Instructions to follow — Output the complete listing. Match it exactly.

Data extract —
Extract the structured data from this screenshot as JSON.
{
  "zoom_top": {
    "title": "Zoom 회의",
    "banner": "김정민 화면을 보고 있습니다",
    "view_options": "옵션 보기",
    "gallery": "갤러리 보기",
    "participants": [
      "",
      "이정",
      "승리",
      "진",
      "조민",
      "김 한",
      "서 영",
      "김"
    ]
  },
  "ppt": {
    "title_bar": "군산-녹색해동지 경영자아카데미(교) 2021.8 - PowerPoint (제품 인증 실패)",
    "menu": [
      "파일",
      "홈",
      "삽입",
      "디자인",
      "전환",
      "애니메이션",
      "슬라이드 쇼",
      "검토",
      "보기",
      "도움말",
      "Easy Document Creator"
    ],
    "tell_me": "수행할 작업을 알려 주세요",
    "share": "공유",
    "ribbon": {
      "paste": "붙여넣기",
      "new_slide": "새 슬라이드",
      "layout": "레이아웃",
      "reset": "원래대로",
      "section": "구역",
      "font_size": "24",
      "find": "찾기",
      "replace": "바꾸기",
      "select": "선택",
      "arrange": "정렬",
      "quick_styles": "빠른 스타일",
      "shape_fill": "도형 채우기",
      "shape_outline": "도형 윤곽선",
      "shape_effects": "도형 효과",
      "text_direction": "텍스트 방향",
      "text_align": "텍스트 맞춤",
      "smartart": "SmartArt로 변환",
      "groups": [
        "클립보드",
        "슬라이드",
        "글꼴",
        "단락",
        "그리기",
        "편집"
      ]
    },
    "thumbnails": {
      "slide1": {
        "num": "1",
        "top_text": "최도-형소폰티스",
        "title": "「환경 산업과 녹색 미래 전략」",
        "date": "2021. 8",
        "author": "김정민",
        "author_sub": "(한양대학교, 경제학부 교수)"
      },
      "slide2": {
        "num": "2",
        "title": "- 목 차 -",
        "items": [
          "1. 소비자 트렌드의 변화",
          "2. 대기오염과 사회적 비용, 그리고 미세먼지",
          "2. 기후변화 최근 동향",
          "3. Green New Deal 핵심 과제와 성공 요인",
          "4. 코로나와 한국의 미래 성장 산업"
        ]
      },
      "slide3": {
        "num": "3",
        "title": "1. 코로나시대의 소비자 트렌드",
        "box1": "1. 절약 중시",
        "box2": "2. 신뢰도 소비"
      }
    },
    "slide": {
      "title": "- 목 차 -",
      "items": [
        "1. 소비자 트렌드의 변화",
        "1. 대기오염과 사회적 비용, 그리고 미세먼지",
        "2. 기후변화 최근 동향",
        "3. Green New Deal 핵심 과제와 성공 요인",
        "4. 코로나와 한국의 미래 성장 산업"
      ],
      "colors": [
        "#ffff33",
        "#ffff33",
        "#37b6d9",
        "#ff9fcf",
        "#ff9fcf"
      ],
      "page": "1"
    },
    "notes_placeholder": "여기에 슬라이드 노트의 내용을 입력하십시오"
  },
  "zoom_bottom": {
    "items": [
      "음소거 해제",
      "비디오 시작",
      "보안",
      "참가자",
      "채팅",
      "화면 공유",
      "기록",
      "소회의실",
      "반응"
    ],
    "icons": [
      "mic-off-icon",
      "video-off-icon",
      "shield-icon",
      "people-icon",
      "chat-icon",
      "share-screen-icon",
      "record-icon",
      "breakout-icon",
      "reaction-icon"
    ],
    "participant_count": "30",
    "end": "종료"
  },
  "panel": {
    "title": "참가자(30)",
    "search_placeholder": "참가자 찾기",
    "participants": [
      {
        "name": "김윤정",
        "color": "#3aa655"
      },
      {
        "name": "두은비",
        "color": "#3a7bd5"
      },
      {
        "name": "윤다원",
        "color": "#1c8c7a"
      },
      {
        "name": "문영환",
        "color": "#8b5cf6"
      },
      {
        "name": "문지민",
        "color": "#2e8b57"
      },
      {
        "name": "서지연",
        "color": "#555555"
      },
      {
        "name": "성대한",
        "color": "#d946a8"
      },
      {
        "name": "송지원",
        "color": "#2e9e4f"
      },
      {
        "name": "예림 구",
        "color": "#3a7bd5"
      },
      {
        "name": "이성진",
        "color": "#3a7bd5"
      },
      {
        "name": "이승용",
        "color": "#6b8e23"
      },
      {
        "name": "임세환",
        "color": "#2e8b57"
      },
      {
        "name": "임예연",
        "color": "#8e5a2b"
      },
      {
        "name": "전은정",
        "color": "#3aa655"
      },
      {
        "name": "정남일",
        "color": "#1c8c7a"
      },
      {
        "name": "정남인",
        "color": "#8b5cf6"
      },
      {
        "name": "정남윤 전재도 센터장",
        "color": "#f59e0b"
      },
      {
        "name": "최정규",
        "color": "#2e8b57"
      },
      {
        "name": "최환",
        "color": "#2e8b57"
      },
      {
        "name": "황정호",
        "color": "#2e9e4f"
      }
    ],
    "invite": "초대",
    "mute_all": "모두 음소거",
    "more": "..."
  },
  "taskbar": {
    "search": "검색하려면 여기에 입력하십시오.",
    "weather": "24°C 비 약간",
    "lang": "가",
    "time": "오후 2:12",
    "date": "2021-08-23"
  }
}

Exercise output —
Extract the structured data from this screenshot as JSON.
{
  "zoom_top": {
    "title": "Zoom 회의",
    "banner": "김정민 화면을 보고 있습니다",
    "view_options": "옵션 보기",
    "gallery": "갤러리 보기",
    "participants": [
      "",
      "이정",
      "승리",
      "진",
      "조민",
      "김 한",
      "서 영",
      "김"
    ]
  },
  "ppt": {
    "title_bar": "군산-녹색해동지 경영자아카데미(교) 2021.8 - PowerPoint (제품 인증 실패)",
    "menu": [
      "파일",
      "홈",
      "삽입",
      "디자인",
      "전환",
      "애니메이션",
      "슬라이드 쇼",
      "검토",
      "보기",
      "도움말",
      "Easy Document Creator"
    ],
    "tell_me": "수행할 작업을 알려 주세요",
    "share": "공유",
    "ribbon": {
      "paste": "붙여넣기",
      "new_slide": "새 슬라이드",
      "layout": "레이아웃",
      "reset": "원래대로",
      "section": "구역",
      "font_size": "24",
      "find": "찾기",
      "replace": "바꾸기",
      "select": "선택",
      "arrange": "정렬",
      "quick_styles": "빠른 스타일",
      "shape_fill": "도형 채우기",
      "shape_outline": "도형 윤곽선",
      "shape_effects": "도형 효과",
      "text_direction": "텍스트 방향",
      "text_align": "텍스트 맞춤",
      "smartart": "SmartArt로 변환",
      "groups": [
        "클립보드",
        "슬라이드",
        "글꼴",
        "단락",
        "그리기",
        "편집"
      ]
    },
    "thumbnails": {
      "slide1": {
        "num": "1",
        "top_text": "최도-형소폰티스",
        "title": "「환경 산업과 녹색 미래 전략」",
        "date": "2021. 8",
        "author": "김정민",
        "author_sub": "(한양대학교, 경제학부 교수)"
      },
      "slide2": {
        "num": "2",
        "title": "- 목 차 -",
        "items": [
          "1. 소비자 트렌드의 변화",
          "2. 대기오염과 사회적 비용, 그리고 미세먼지",
          "2. 기후변화 최근 동향",
          "3. Green New Deal 핵심 과제와 성공 요인",
          "4. 코로나와 한국의 미래 성장 산업"
        ]
      },
      "slide3": {
        "num": "3",
        "title": "1. 코로나시대의 소비자 트렌드",
        "box1": "1. 절약 중시",
        "box2": "2. 신뢰도 소비"
      }
    },
    "slide": {
      "title": "- 목 차 -",
      "items": [
        "1. 소비자 트렌드의 변화",
        "1. 대기오염과 사회적 비용, 그리고 미세먼지",
        "2. 기후변화 최근 동향",
        "3. Green New Deal 핵심 과제와 성공 요인",
        "4. 코로나와 한국의 미래 성장 산업"
      ],
      "colors": [
        "#ffff33",
        "#ffff33",
        "#37b6d9",
        "#ff9fcf",
        "#ff9fcf"
      ],
      "page": "1"
    },
    "notes_placeholder": "여기에 슬라이드 노트의 내용을 입력하십시오"
  },
  "zoom_bottom": {
    "items": [
      "음소거 해제",
      "비디오 시작",
      "보안",
      "참가자",
      "채팅",
      "화면 공유",
      "기록",
      "소회의실",
      "반응"
    ],
    "icons": [
      "mic-off-icon",
      "video-off-icon",
      "shield-icon",
      "people-icon",
      "chat-icon",
      "share-screen-icon",
      "record-icon",
      "breakout-icon",
      "reaction-icon"
    ],
    "participant_count": "30",
    "end": "종료"
  },
  "panel": {
    "title": "참가자(30)",
    "search_placeholder": "참가자 찾기",
    "participants": [
      {
        "name": "김윤정",
        "color": "#3aa655"
      },
      {
        "name": "두은비",
        "color": "#3a7bd5"
      },
      {
        "name": "윤다원",
        "color": "#1c8c7a"
      },
      {
        "name": "문영환",
        "color": "#8b5cf6"
      },
      {
        "name": "문지민",
        "color": "#2e8b57"
      },
      {
        "name": "서지연",
        "color": "#555555"
      },
      {
        "name": "성대한",
        "color": "#d946a8"
      },
      {
        "name": "송지원",
        "color": "#2e9e4f"
      },
      {
        "name": "예림 구",
        "color": "#3a7bd5"
      },
      {
        "name": "이성진",
        "color": "#3a7bd5"
      },
      {
        "name": "이승용",
        "color": "#6b8e23"
      },
      {
        "name": "임세환",
        "color": "#2e8b57"
      },
      {
        "name": "임예연",
        "color": "#8e5a2b"
      },
      {
        "name": "전은정",
        "color": "#3aa655"
      },
      {
        "name": "정남일",
        "color": "#1c8c7a"
      },
      {
        "name": "정남인",
        "color": "#8b5cf6"
      },
      {
        "name": "정남윤 전재도 센터장",
        "color": "#f59e0b"
      },
      {
        "name": "최정규",
        "color": "#2e8b57"
      },
      {
        "name": "최환",
        "color": "#2e8b57"
      },
      {
        "name": "황정호",
        "color": "#2e9e4f"
      }
    ],
    "invite": "초대",
    "mute_all": "모두 음소거",
    "more": "..."
  },
  "taskbar": {
    "search": "검색하려면 여기에 입력하십시오.",
    "weather": "24°C 비 약간",
    "lang": "가",
    "time": "오후 2:12",
    "date": "2021-08-23"
  }
}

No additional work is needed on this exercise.